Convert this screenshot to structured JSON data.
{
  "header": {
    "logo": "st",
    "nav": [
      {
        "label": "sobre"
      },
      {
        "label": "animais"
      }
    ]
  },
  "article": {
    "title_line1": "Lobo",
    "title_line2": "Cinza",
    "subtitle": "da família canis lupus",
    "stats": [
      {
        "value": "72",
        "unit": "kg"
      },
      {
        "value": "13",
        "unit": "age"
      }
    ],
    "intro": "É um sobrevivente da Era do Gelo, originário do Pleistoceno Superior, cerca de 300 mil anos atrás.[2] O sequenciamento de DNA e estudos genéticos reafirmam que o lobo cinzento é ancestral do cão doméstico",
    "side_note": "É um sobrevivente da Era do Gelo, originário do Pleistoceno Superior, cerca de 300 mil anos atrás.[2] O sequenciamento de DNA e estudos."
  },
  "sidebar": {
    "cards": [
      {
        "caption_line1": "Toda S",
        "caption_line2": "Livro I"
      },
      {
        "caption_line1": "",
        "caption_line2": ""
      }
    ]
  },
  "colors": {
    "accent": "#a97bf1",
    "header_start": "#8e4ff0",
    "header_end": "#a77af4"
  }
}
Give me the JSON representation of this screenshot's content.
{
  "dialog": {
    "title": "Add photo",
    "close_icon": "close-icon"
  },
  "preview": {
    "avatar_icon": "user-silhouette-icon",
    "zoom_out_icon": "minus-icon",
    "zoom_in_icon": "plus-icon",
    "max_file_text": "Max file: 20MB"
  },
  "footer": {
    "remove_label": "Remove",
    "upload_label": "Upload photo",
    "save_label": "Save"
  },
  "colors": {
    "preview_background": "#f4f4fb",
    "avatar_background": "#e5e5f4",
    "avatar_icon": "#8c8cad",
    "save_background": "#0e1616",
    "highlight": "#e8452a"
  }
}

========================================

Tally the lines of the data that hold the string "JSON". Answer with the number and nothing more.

> Result of this task: 2